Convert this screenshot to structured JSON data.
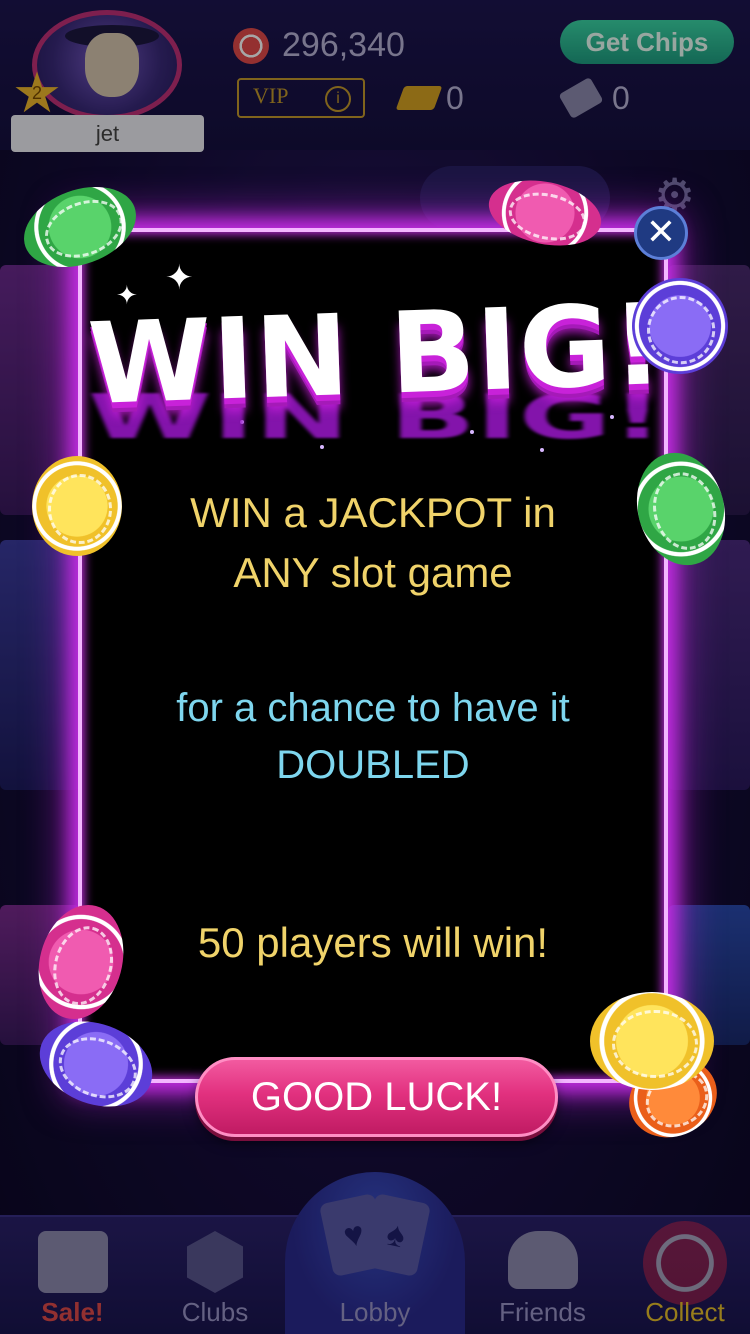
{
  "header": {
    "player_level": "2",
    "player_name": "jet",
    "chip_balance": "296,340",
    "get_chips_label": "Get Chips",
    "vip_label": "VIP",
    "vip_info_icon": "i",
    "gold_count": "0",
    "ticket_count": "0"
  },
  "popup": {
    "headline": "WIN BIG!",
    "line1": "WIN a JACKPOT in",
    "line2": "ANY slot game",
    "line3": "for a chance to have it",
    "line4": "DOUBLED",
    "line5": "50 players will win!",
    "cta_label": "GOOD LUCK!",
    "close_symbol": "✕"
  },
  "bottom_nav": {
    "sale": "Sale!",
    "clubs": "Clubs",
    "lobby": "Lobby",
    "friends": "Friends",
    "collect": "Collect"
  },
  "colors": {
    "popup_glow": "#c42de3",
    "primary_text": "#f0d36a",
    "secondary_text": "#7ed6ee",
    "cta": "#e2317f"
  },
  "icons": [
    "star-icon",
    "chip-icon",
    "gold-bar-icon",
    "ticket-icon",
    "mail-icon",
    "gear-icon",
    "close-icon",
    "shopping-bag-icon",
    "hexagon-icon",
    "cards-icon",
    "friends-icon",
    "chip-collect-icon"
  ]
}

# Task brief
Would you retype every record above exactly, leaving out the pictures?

# Answer area
Convert this screenshot to structured JSON data.
{
  "header": {
    "player_level": "2",
    "player_name": "jet",
    "chip_balance": "296,340",
    "get_chips_label": "Get Chips",
    "vip_label": "VIP",
    "vip_info_icon": "i",
    "gold_count": "0",
    "ticket_count": "0"
  },
  "popup": {
    "headline": "WIN BIG!",
    "line1": "WIN a JACKPOT in",
    "line2": "ANY slot game",
    "line3": "for a chance to have it",
    "line4": "DOUBLED",
    "line5": "50 players will win!",
    "cta_label": "GOOD LUCK!",
    "close_symbol": "✕"
  },
  "bottom_nav": {
    "sale": "Sale!",
    "clubs": "Clubs",
    "lobby": "Lobby",
    "friends": "Friends",
    "collect": "Collect"
  },
  "colors": {
    "popup_glow": "#c42de3",
    "primary_text": "#f0d36a",
    "secondary_text": "#7ed6ee",
    "cta": "#e2317f"
  },
  "icons": [
    "star-icon",
    "chip-icon",
    "gold-bar-icon",
    "ticket-icon",
    "mail-icon",
    "gear-icon",
    "close-icon",
    "shopping-bag-icon",
    "hexagon-icon",
    "cards-icon",
    "friends-icon",
    "chip-collect-icon"
  ]
}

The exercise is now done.